Murder at Miskin Manor
November 11, 2011 2 Comments
Well actually, it was the RSP Autumn School and there weren’t any murders. But I did see a trail of what looked like blood in the corridor outside the conference room! And the Manor is reputedly haunted – was anyone in the bar between 12 midnight and 1am?
I digress. The RSP Autumn School took place this week from 7th – 9th November at the said Miskin Manor near Cardiff. Over three days about 40 participants and speakers gathered to discuss the themes of the school: bringing the emphasis back to open access and demonstrating value to the institution. In the last year or so, repositories have become more embedded in their institutions, in particular with their contribution to research evaluation and reporting. The school focused on how we can continue to demonstrate the value of the repository to the institution without losing the impetus to make that research open access.
In this post I want to highlight a number of key points that emerged over the three days:
- David Prosser from RLUK, in the keynote address, showed how academic libraries have done an excellent job of providing seamless access to online subscription journals. Everything is now on the researcher’s desktop. However, this has hidden the costs and made it more difficult to demonstrate the need for open access. A suggestion was made that we have a “Closed Access” week just before Open Access week where access to subscription journals is turned off!
- Universities have a real appetite for business intelligence about how they are doing in comparison to other institutions and about trend in research performance. We can provide this using bibliometric tools and repository statistics. Niamh Brennan demonstrated how Trinity College at the University of Dublin has done this using some really stunning visualisation tools. She also tested our knowledge of wizarding spells from Harry Potter! She’s kindly agreed to run an online RSP master class on this – keep an eye on the RSP events page for more details.
- Cava, cakes and chocolate. These are not enough – well not enough to make sustainable changes in academics behaviour, although they can provide a short term incentive to deposit.
- Open Access enhances the impact of research. “Impact is the demonstrable contribution that excellent research makes to society and economy” (RCUK). Josh Brown described some, as yet unpublished, findings from three studies commissioned by JISC on behalf of the Open Access Implementation Group which looked at the benefits of open access to the private sector, the public sector outside HE and the voluntary and community sector.
- The importance of good narratives and anecdotes to demonstrate the value of open access generally and the repository’s role in particular. The studies that Josh described provide case studies which can be used by repository staff but many people have examples of how exposure by the repository has benefited the institution and individual academics e.g. through increased opportunities for collaborative research.
- The need for sustainable support services for repositories. Edina at the University of Edinburgh have been commissioned by JISC to develop UK RepositoryNet, a socio-technical infrastructure to support repositories. Theo Andrew from Edina and Veronica Adamson from Glenaffric (via Skype) ran a workshop to gain input from the delegates as to what they wanted from such a service.
- We all felt enthused about bringing the emphasis back to open access. The final sessions on Wednesday morning were devoted to this.
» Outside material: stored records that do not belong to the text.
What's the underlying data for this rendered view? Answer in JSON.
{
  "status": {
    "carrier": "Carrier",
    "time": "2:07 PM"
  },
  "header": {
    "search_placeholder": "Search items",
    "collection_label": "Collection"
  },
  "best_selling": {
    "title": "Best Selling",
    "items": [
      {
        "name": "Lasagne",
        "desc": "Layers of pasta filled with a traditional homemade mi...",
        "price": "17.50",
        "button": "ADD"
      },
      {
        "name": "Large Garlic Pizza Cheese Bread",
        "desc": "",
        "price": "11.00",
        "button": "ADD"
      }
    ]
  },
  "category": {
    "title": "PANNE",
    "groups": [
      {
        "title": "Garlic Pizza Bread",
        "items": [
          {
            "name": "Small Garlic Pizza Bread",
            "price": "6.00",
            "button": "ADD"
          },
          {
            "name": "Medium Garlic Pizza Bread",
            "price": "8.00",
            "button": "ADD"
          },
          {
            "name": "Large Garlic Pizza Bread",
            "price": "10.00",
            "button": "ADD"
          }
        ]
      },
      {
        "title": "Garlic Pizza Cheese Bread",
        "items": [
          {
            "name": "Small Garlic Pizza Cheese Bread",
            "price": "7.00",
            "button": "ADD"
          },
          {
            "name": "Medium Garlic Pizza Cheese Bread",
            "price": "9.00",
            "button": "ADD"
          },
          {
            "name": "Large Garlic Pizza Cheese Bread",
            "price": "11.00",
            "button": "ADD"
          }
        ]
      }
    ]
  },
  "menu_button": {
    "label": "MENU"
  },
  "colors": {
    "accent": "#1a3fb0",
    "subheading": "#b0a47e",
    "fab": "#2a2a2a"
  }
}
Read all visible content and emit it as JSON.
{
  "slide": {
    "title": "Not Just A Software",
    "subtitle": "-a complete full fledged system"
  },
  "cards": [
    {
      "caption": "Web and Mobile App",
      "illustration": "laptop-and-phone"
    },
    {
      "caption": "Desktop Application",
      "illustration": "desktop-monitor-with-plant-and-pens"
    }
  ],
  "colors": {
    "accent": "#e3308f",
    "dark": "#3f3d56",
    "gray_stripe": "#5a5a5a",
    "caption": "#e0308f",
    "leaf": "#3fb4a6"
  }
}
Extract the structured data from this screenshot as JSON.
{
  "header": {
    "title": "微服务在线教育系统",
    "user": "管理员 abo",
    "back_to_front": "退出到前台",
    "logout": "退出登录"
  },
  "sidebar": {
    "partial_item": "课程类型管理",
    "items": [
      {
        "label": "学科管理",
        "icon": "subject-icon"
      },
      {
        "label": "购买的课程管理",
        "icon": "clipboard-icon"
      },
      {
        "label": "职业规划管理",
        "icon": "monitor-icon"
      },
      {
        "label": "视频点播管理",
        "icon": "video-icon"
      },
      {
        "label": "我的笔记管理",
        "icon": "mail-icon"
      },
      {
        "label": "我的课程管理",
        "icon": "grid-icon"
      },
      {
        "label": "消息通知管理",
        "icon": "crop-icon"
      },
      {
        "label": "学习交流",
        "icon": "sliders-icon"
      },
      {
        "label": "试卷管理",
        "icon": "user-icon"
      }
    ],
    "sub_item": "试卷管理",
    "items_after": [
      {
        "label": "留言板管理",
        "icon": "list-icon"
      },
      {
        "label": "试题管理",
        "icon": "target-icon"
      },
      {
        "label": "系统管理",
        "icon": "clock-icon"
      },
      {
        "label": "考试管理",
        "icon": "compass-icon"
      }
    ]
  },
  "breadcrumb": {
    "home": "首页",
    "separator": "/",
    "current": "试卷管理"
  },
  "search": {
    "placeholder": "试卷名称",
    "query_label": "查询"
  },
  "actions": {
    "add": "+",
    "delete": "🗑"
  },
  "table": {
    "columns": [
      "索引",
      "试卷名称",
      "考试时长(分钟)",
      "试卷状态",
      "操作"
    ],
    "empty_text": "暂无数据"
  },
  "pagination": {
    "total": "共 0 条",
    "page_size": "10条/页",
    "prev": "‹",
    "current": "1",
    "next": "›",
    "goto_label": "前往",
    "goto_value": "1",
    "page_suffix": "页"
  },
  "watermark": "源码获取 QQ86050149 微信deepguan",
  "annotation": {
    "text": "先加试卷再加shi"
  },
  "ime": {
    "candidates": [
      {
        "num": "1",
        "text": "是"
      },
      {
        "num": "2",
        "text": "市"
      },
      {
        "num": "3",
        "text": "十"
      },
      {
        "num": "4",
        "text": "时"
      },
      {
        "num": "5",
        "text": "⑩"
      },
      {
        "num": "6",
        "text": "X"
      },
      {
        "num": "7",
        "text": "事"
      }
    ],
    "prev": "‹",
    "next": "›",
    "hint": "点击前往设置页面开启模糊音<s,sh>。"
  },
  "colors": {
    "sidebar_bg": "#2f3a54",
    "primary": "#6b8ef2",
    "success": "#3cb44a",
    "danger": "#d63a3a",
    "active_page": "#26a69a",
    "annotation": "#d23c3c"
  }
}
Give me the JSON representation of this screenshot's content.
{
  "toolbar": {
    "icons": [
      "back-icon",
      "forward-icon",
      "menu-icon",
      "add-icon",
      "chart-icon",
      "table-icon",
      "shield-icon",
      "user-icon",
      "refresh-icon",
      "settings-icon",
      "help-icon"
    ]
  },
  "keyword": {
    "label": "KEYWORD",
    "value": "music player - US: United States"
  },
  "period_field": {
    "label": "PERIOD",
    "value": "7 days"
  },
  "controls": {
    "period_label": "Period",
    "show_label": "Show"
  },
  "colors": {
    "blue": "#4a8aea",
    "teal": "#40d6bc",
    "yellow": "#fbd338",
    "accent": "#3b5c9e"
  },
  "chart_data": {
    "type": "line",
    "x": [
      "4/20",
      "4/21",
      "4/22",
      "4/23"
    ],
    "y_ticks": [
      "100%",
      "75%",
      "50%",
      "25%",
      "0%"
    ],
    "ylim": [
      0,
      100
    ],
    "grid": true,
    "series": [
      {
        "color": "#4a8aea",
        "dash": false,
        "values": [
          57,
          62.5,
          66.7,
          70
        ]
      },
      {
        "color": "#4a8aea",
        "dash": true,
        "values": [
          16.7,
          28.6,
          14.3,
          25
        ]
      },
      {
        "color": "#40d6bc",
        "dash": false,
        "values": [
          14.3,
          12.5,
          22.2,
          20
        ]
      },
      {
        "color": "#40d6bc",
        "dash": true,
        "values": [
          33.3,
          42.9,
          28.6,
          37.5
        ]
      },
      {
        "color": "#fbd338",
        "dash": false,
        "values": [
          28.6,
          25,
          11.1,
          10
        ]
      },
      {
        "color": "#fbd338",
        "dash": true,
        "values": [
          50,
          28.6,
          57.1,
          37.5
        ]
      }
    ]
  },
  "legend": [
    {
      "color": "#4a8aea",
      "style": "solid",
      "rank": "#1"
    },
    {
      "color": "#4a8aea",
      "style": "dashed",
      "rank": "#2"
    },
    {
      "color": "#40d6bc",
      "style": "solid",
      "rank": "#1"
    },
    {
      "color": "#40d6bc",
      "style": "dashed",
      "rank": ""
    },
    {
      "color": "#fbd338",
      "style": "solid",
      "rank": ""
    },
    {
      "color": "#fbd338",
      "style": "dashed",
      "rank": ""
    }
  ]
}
Lots of original ideas were generated as to how we can make it happen. These will be the subject of a future blog post.
I really enjoyed the opportunity to spend three days with old and new colleagues discussing these very important issues. Thanks to all the speakers and participants for making it a really worthwhile event.
Slides and notes will be made available over the next week on the event page.